If you don’t have a huge room to cover, there’s a lot to like about the the SRM-Flex. It is certainly lighter than most small PAs that can provide enough bass and high end sound to make acoustic instruments sound ‘real’. It also has a particularly small footprint, doesn’t take up a lot of room in the car or in the venue, and, like other popular column designs, it tends to blend it with the surroundings wherever you set it up–another nice touch for acoustic performers. The all-in-one design of the SRM-Flex means fewer wires, too. So, easy setup and a professional look even if you aren’t lucky enough to have a stage to perform on at every venue.

Advertising for the SRM-Flex claims that it provides ‘Ultra-Wide Coverage’. I didn’t compare it to other ‘stick’-style sound systems to see if it covers a wider area, but I can say that I and other group members were impressed at how well the sound from the unit seemed to travel equally through the rooms we played. The combination of six 2” wide-dispersion drivers in an array, a 10” subwoofer, and 1300 watts of power worked well for us in every situation. Those performances included ensembles with guitar, vocals and electronic keyboard. Assembly of the column’s sections allows for adjustable height of the array in order to direct sound at ear level to get the best coverage and clarity.

A built-in 6-channel digital mixer provides two multi-purpose inputs with knobs to control high and low tone settings and reverb level. Mackie also provides an interesting IOS app (or Android 6 or better) called SRM-Flex Connect that allows you to remotely control the SRM-Flex. While it provides all the control you see on the all-in-one unit, you can also use the graphic interface of the app to shape the system’s EQ to get the sound you want. The app also allows you to take a ‘snapshot’ of your settings to make set-up even quicker. A stereo channel provides an additional input that’s handy for keyboards, along with an aux/Bluetooth channel so you can stream break music from your phone. An XLR output makes it easy to connect to an additional SRM-Flex to expand your sound or to get into a front-of-house mix, should you be using the SRM-Flex as a monitor on a larger stage.

For overall control of EQ, the SRM-Flex provides Music, Speech, and Live Application voicing modes that let performers tailor the system to your application and venue. I noticed a huge difference in how the system performed with these different settings. It made a particular difference for improving sound quality when playing at lower volumes in ‘live’ rooms. I also thought that all three choices of reverb were good sounding. 

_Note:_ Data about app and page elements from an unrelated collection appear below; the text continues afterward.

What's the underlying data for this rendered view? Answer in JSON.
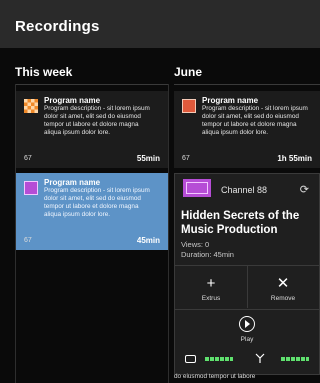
{
  "header": {
    "title": "Recordings"
  },
  "columns": {
    "this_week": "This week",
    "june": "June"
  },
  "cards": [
    {
      "title": "Program name",
      "description": "Program description - sit lorem ipsum dolor sit amet, elit sed do eiusmod tempor ut labore et dolore magna aliqua ipsum dolor lore.",
      "count": "67",
      "duration": "55min",
      "thumb_color": "#f08a2a"
    },
    {
      "title": "Program name",
      "description": "Program description - sit lorem ipsum dolor sit amet, elit sed do eiusmod tempor ut labore et dolore magna aliqua ipsum dolor lore.",
      "count": "67",
      "duration": "1h 55min",
      "thumb_color": "#e05a3c"
    },
    {
      "title": "Program name",
      "description": "Program description - sit lorem ipsum dolor sit amet, elit sed do eiusmod tempor ut labore et dolore magna aliqua ipsum dolor lore.",
      "count": "67",
      "duration": "45min",
      "thumb_color": "#b64dd6"
    }
  ],
  "popup": {
    "channel": "Channel 88",
    "title": "Hidden Secrets of the Music Production",
    "views": "Views: 0",
    "duration": "Duration: 45min",
    "actions": {
      "extras": "Extrus",
      "remove": "Remove",
      "play": "Play"
    }
  },
  "bottom_text": "do eiusmod tempor ut labore",
  "colors": {
    "selected": "#5d93c7",
    "accent": "#b64dd6",
    "signal": "#5fe16e"
  }
}
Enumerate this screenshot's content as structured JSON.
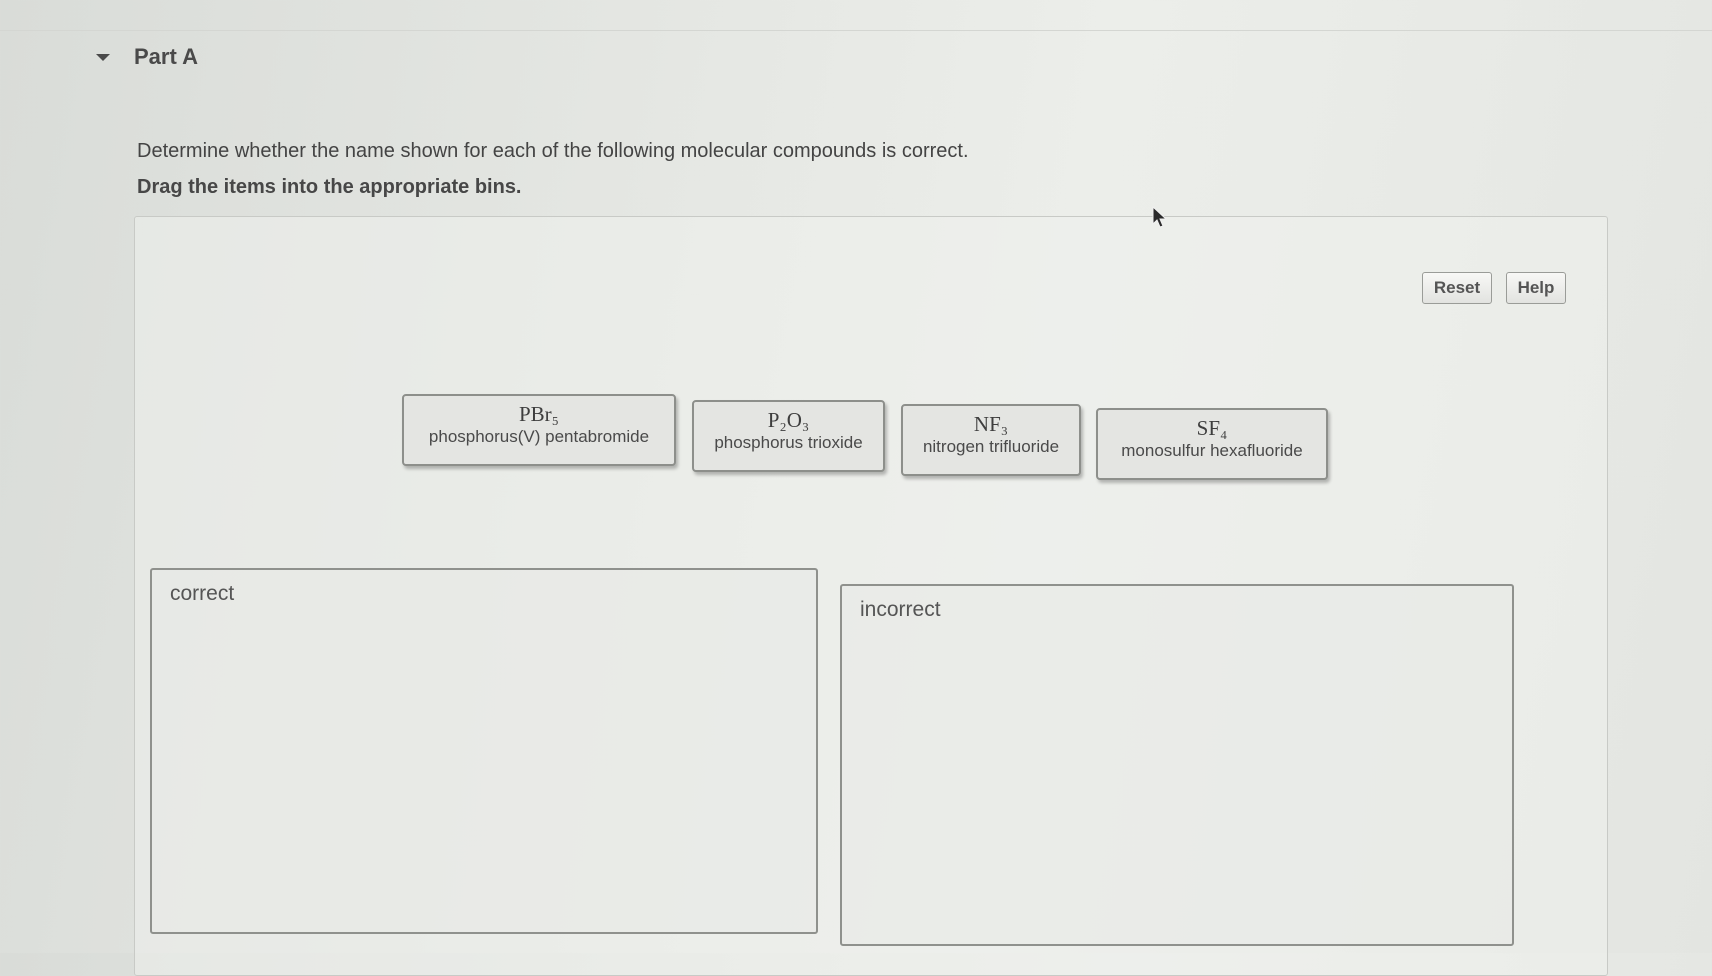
{
  "part": {
    "title": "Part A"
  },
  "instructions": {
    "line1": "Determine whether the name shown for each of the following molecular compounds is correct.",
    "line2": "Drag the items into the appropriate bins."
  },
  "toolbar": {
    "reset_label": "Reset",
    "help_label": "Help"
  },
  "items": [
    {
      "formula": "PBr₅",
      "name": "phosphorus(V) pentabromide"
    },
    {
      "formula": "P₂O₃",
      "name": "phosphorus trioxide"
    },
    {
      "formula": "NF₃",
      "name": "nitrogen trifluoride"
    },
    {
      "formula": "SF₄",
      "name": "monosulfur hexafluoride"
    }
  ],
  "bins": [
    {
      "label": "correct"
    },
    {
      "label": "incorrect"
    }
  ],
  "icons": {
    "part_toggle": "caret-down-icon",
    "pointer": "mouse-cursor-icon"
  }
}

My only reservation about the performance of the SRM-Flex was that it didn’t seem to get as loud as its 1300 watt rating might lead one to expect. That said, when working with a percussionist and volume was required, I was able to turn the unit to its extreme and the unit never faltered or distorted.

The SRM-Flex seems to be well thought out for professional musicians and has a solid build quality. Overall weight for the unit is marked as 29.6 lb in the documentation, but it certainly feels like less, since it breaks down into a sub/control unit that comes with a protective cover and column pieces are carried in a separate padded bag with a handy shoulder strap. The unit looks good, travels well and does a great job with acoustic instruments.

Street Price: $999.99

Behind the Song: The Beatles, “Helter Skelter”